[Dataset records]
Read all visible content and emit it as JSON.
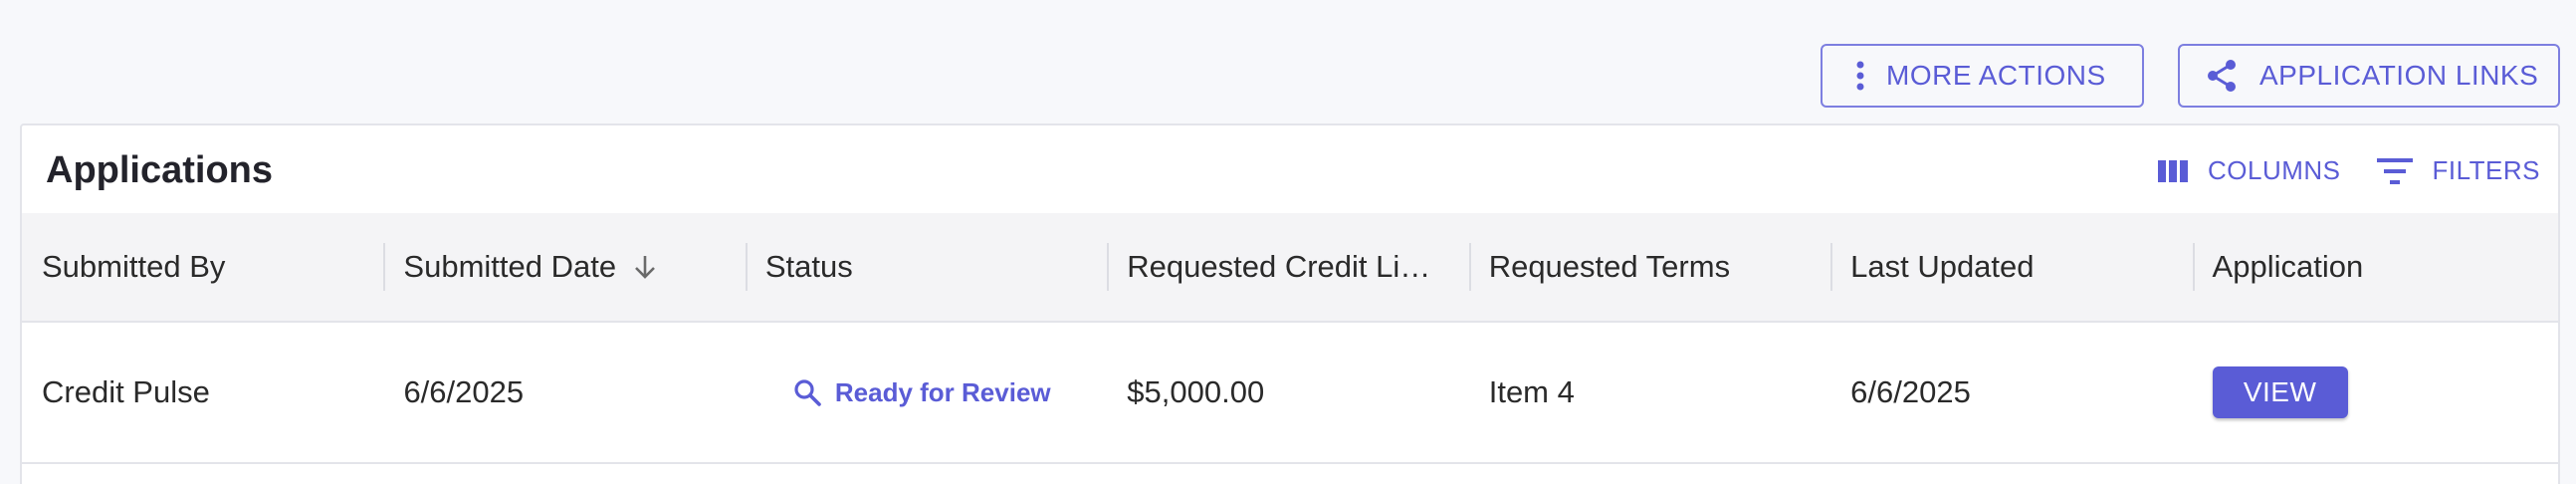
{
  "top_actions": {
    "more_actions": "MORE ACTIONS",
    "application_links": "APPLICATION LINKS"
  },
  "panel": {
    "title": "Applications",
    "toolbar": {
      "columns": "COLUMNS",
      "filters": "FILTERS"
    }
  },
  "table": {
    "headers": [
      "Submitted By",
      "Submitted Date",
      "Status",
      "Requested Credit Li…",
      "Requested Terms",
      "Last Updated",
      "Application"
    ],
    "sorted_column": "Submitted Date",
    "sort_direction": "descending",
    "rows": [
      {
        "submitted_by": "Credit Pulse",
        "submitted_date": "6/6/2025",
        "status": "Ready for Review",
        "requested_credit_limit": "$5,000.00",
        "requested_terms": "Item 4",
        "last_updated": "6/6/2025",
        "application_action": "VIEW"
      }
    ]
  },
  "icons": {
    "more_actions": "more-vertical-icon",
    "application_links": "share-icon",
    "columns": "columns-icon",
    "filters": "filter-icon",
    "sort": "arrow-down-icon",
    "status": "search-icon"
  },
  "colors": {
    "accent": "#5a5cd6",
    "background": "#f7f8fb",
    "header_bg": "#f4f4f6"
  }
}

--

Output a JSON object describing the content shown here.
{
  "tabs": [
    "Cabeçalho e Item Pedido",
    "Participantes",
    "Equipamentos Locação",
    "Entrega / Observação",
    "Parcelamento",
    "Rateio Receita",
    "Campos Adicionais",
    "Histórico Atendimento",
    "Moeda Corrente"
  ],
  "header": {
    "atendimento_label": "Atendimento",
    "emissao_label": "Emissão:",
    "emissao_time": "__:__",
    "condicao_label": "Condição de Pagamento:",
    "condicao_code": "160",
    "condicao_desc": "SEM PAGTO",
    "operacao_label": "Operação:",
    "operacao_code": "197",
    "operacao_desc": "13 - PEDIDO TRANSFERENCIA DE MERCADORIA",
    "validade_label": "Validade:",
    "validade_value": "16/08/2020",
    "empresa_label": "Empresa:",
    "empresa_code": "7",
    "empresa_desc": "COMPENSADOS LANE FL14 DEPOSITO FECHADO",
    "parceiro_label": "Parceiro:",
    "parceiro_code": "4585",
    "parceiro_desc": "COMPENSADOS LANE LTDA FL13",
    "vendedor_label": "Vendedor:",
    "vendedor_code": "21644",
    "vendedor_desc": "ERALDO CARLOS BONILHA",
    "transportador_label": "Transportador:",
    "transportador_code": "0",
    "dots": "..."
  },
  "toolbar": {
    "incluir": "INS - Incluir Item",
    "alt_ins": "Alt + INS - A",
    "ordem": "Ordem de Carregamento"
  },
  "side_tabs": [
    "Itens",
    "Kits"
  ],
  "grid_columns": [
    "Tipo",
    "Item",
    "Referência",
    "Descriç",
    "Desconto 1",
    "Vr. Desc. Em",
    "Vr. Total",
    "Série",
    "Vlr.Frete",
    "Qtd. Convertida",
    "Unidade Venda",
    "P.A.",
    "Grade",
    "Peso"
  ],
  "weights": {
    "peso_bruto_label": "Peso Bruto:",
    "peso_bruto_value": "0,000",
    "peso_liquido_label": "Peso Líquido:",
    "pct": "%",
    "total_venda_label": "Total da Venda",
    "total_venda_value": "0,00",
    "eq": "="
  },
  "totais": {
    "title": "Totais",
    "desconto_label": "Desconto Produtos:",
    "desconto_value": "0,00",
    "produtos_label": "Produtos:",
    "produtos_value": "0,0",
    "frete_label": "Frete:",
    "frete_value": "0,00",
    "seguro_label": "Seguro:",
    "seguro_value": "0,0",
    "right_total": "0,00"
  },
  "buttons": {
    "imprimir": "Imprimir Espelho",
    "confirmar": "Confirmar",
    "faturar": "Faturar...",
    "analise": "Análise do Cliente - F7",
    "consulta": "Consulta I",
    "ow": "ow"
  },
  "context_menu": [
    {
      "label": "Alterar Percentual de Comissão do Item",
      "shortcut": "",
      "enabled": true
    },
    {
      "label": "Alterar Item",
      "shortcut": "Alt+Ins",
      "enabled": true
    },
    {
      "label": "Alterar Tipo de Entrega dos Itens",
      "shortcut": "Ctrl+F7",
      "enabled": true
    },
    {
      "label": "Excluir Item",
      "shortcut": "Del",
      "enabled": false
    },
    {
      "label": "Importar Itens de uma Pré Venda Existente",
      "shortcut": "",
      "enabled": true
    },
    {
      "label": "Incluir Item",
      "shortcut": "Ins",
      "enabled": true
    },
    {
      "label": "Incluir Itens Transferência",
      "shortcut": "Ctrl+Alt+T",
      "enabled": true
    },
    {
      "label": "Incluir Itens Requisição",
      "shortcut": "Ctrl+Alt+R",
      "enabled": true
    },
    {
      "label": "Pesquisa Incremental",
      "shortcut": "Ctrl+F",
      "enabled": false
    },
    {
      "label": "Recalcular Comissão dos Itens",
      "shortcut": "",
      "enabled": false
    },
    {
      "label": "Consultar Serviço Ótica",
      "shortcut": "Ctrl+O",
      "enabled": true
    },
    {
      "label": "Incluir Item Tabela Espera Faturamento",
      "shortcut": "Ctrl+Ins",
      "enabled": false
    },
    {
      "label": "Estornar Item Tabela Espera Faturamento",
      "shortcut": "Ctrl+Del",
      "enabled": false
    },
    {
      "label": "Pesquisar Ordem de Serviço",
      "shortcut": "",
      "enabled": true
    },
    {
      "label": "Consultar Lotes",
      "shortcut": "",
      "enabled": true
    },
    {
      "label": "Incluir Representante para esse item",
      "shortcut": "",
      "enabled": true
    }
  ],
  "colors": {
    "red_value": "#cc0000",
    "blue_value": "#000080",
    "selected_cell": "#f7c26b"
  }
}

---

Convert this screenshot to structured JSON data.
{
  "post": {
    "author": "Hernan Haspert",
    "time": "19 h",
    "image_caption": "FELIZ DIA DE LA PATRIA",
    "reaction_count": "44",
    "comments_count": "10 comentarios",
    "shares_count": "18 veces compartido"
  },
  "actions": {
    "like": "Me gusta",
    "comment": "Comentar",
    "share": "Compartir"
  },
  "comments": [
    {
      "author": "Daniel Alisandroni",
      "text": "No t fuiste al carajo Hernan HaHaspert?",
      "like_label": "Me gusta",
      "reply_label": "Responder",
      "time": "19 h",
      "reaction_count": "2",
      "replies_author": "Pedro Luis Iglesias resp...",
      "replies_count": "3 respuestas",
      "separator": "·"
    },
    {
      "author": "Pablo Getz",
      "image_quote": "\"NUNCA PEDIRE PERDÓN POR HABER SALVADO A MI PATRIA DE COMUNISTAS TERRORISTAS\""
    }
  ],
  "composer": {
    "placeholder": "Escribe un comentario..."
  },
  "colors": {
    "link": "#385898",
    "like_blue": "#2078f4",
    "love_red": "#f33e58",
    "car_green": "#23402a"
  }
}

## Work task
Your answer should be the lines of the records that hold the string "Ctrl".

## Solution
      "shortcut": "Ctrl+F7",
      "shortcut": "Ctrl+Alt+T",
      "shortcut": "Ctrl+Alt+R",
      "shortcut": "Ctrl+F",
      "shortcut": "Ctrl+O",
      "shortcut": "Ctrl+Ins",
      "shortcut": "Ctrl+Del",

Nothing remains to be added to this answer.